Bogusia TEMPLE is Professor of Health and Social Care Research in the Department of Social Work at the University of Central Lancashire. Her interests include narrative approaches to research and methodological issues in cross language research.
Rosalind Edwards, London South Bank University
Rosalind EDWARDS is Professor in Social Policy and Director of the Families & Social Capital ESRC Research Group at London South Bank University. Her research interests mainly focus on family policy and family life, especially in relation to gender, class and ethnicity, and she also has an interest in methodology.
Claire Alexander, London School of Economics

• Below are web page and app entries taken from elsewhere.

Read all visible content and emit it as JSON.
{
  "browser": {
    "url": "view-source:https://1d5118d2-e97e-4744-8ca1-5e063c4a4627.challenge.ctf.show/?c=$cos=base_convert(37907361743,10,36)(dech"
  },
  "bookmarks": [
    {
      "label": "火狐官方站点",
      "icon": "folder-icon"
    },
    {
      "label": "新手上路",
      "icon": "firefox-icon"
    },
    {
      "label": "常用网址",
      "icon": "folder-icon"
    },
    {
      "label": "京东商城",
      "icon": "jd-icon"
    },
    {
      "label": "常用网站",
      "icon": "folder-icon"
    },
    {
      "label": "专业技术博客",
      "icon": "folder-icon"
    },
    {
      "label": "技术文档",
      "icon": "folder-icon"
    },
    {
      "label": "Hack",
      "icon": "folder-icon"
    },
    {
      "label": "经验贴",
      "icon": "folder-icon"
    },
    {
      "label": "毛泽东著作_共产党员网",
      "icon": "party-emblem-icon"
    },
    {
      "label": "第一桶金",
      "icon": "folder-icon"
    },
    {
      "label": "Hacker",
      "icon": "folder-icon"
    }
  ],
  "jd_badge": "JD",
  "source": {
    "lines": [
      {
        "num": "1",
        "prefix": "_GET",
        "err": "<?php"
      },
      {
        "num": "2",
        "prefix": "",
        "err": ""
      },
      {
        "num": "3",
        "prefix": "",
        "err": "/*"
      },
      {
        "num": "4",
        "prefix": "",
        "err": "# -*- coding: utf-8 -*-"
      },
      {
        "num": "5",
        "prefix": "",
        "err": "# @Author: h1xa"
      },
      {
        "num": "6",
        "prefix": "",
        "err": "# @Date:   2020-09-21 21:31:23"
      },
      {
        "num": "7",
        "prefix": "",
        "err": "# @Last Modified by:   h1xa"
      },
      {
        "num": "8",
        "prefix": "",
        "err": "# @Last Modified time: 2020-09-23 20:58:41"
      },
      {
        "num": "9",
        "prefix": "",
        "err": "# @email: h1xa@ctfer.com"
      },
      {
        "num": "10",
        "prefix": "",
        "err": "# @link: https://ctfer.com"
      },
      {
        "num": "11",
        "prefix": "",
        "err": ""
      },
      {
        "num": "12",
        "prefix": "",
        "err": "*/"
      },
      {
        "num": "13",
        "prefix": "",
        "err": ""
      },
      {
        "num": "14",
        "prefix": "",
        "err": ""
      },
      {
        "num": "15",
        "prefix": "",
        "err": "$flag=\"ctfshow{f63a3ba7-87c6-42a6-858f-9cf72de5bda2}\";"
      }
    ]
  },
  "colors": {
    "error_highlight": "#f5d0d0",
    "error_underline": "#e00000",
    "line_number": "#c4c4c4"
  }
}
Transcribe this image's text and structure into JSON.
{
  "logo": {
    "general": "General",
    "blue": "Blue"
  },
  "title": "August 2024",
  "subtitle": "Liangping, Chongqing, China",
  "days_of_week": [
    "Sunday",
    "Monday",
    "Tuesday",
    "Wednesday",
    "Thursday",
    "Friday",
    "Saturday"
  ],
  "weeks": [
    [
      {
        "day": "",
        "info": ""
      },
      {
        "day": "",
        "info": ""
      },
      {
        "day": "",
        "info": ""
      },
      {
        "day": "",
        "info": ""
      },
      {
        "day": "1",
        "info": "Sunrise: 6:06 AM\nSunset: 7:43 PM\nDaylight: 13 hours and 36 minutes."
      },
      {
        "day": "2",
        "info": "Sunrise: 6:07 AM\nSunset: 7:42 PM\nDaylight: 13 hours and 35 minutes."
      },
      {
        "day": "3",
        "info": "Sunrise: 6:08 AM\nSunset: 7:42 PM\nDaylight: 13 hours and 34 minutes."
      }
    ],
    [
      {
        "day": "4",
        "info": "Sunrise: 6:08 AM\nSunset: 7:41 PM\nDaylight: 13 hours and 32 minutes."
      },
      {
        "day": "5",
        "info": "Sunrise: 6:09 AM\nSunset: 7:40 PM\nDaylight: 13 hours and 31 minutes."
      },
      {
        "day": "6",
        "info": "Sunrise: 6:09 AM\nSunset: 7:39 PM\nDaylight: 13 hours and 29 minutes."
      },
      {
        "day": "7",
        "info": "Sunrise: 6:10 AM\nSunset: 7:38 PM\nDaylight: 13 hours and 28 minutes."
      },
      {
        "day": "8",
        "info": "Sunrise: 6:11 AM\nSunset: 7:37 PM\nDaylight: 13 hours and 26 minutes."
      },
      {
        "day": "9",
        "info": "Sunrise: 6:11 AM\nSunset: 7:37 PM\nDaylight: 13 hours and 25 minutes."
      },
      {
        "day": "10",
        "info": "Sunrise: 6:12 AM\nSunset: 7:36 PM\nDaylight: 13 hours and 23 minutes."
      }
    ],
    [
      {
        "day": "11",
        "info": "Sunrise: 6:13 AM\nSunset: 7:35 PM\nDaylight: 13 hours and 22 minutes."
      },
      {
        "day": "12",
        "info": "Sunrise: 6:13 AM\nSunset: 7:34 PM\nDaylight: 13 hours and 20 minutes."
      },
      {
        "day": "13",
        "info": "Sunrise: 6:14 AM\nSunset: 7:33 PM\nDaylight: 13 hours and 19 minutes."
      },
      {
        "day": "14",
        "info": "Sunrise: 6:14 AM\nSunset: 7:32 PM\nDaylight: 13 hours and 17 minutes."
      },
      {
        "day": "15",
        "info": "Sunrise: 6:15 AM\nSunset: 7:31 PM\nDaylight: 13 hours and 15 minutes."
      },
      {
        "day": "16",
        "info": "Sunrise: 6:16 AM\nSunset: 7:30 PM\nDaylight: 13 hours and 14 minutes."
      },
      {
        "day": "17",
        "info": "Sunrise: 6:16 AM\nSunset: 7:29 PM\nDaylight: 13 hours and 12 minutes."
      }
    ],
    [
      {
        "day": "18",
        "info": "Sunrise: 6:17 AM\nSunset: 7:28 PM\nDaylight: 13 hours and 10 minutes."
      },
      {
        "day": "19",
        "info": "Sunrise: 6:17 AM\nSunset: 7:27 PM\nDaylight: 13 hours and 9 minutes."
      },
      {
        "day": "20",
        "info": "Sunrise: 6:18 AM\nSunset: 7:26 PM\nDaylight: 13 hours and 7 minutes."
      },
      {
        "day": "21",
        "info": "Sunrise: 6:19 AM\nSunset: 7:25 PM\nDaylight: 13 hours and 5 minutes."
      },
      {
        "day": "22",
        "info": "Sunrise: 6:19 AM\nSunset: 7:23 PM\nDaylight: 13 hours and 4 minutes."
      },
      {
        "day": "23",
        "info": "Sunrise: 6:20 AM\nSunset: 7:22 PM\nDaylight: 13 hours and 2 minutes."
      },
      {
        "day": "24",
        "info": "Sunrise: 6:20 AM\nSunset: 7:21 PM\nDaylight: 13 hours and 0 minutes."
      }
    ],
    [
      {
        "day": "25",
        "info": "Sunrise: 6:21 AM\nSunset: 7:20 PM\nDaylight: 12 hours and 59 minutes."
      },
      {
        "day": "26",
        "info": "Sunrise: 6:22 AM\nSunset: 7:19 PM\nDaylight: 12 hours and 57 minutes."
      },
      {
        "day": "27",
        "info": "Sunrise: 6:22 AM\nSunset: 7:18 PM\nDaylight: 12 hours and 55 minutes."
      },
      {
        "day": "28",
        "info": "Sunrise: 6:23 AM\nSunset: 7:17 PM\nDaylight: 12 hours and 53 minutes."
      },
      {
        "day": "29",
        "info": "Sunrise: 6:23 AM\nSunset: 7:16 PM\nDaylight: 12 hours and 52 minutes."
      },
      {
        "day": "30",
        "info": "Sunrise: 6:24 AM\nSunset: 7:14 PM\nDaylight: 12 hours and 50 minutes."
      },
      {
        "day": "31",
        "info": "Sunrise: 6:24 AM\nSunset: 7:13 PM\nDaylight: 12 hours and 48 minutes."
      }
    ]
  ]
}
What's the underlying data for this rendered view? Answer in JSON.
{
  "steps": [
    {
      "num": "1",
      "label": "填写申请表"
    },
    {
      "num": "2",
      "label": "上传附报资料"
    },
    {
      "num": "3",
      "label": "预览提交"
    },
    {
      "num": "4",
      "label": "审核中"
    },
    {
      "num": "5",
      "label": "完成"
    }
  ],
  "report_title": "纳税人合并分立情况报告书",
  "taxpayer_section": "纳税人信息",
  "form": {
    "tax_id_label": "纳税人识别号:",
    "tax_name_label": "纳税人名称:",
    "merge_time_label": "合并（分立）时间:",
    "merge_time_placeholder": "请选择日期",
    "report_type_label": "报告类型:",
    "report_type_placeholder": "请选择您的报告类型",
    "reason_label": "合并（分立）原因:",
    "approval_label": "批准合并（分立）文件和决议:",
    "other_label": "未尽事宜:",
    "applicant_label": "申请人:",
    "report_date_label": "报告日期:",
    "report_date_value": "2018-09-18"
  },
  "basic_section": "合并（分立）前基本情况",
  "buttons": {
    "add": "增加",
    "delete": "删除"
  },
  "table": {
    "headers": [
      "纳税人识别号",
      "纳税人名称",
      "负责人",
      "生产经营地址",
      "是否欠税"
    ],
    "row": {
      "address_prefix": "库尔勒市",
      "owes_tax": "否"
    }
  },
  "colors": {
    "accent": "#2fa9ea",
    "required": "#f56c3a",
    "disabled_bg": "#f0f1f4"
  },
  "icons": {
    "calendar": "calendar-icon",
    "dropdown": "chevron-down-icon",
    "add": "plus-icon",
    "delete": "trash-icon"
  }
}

Claire ALEXANDER is Senior Lecturer in the Department of Sociology at the London School of Economics. Her research interests are on race, ethnicity and identity in Britain, particularly in relation to masculinity and youth. As an ethnographer, she also has a research and teaching interest in ethnographic methodology, particularly in relation to race.
Published
2006-09-30